Chamberlin Powell & Bon
- Original design
- Chamberlin Powell & Bon, 1963
The Barbican estate is built on an area of land that has had the name ‘barbican’ for over 2000 years. The word ‘Barbican’ comes from a Latin word, barbicana, meaning ‘Bastion’ or ‘fortified outpost’ and it was this that occupied the space in the Roman city of Londinium.
This area known as Barbican covers around 40 acres, 35 of which hold the present-day estate. We are right on the very edge of the City of London, City meaning the area surrounded by the Roman London Wall which traditionally had been an area for outsiders and the less respectable members of society.
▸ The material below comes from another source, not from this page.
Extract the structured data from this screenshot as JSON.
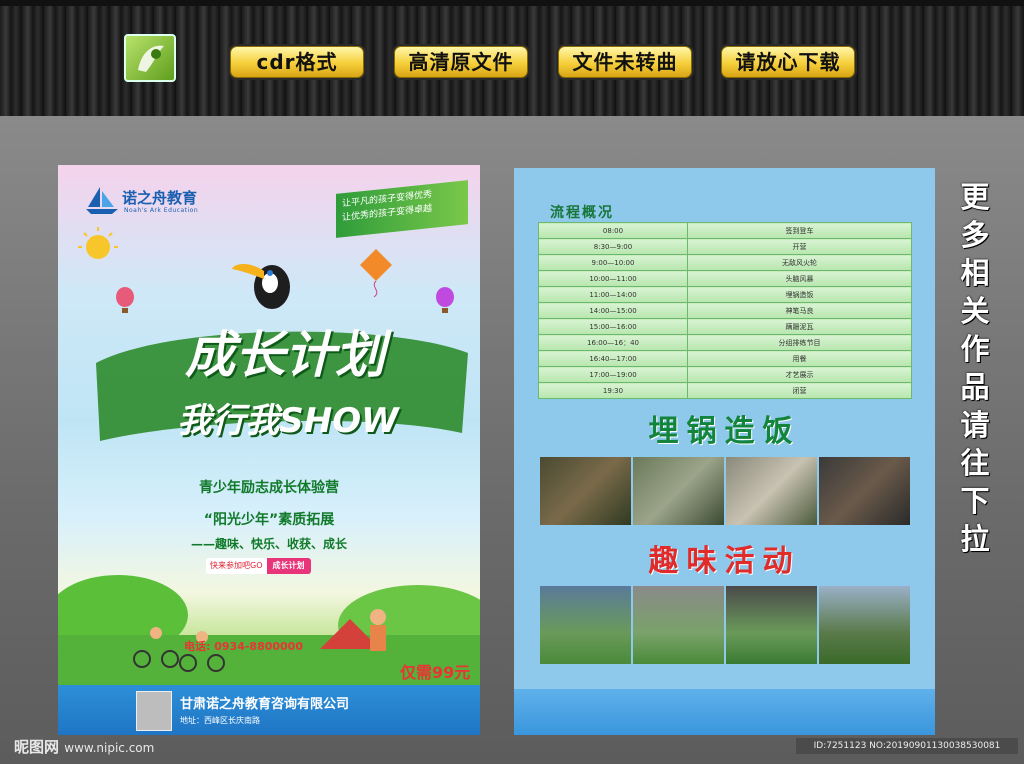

One of the largest developments in London, the Barbican is comprised primarily of the residential towers, the City of London School for Girls, the Museum of London, Guildhall School of Music and Drama, and the Barbican Centre. It was built to fill the void created by the London Blitz and developed in the 1950s by the firm of Chamberlin, Powell, and Bon. The Barbican was designed as the model of a self-sustaining city and one of the first major multi-use developments. As such, you can believe that the development and all of its uses have produced some pretty interesting facts. Its design is also hated and loved in equal measure.
The Barbican sits on top of the Circle Line train. The underground is suspended in rubber to minimise the noise to the Barbican.
The final cost of building Barbican Centre in 1982 was £156 million, which in today’s money would be £500 million. Its total floor area is 20 acres and the total area of the grounds is 35 acres. The entire Barbican development contains over 130,000 cubic metres of concrete, which is enough to build roughly 19 miles of a six-lane motorway. The Hall stage can hold 110 musicians in a full orchestra.
Chamberlin, Powell, and Bon were also tapped to design Barbican Centre after completing the Estate, but the firm had never designed a performing arts centre before this. As a result, when they were designing the cinema, they originally had the screen on the ceiling and the front row would have had moviegoers laying down on beds.
The three residence towers are named Cromwell, Shakespeare, and Lauderdale for Oliver Cromwell, William Shakespeare, and the Earl of Lauderdale, respectively. They are among the tallest residential towers in London and each is 123 metres, or 404 feet, high with 42 stories. The London County Council set down planning requirements that each resident was to have a certain amount of space in their flat, so to meet the County’s requirements, the builders kept going up. At the time they were built, the towers were the highest residential structures in Europe.
The rough concrete around the Centre was done by hand-held drills, even on the tower balcony exteriors.
The Barbican’s lorry lift is able to carry up to 40 tonnes down into the bowels of the Theatre.
Barbican Centre is the largest performing multi-arts centre in Europe. The includes the 1,949 person capacity Hall, the 1,166 capacity Theatre (designed exclusively for the Royal Shakespeare Company), the 200 seat Pit, 3 cinema screens, the Barbican Library, 3 restaurants, 2 trade exhibition halls, and many more informal performance venues.
On 29th December 1940, a night sometimes known as the Second Great Fire of London, 64 000 incendiary devices were dropped over the City, cutting a huge swathe of destruction from St Paul’s to Islington. This entire site was bombed, 35 acres, from Moorgate to Aldersgate Street.
In 1951, the population of the City of London numbered 5342, with 48 people living on this 35 acre site.
And so, in 1952 discussions began about what should be built on this site, and on 19th September 1957 the Court of Common Council (in other words the central decision-making body of the Corporation of London) agreed to build residential premises on this site.
The Barbican Architects are Chamberlin, Powell and Bon, who won the contract following on from the groundbreaking success of the Golden Lane estate. Golden Lane was built between 1952-1962, the first residents arriving in 1957.
Built between 1963-1976, the Barbican Estate currently houses over 4000 people in 2014 flats, just under half the resident population of the City of London.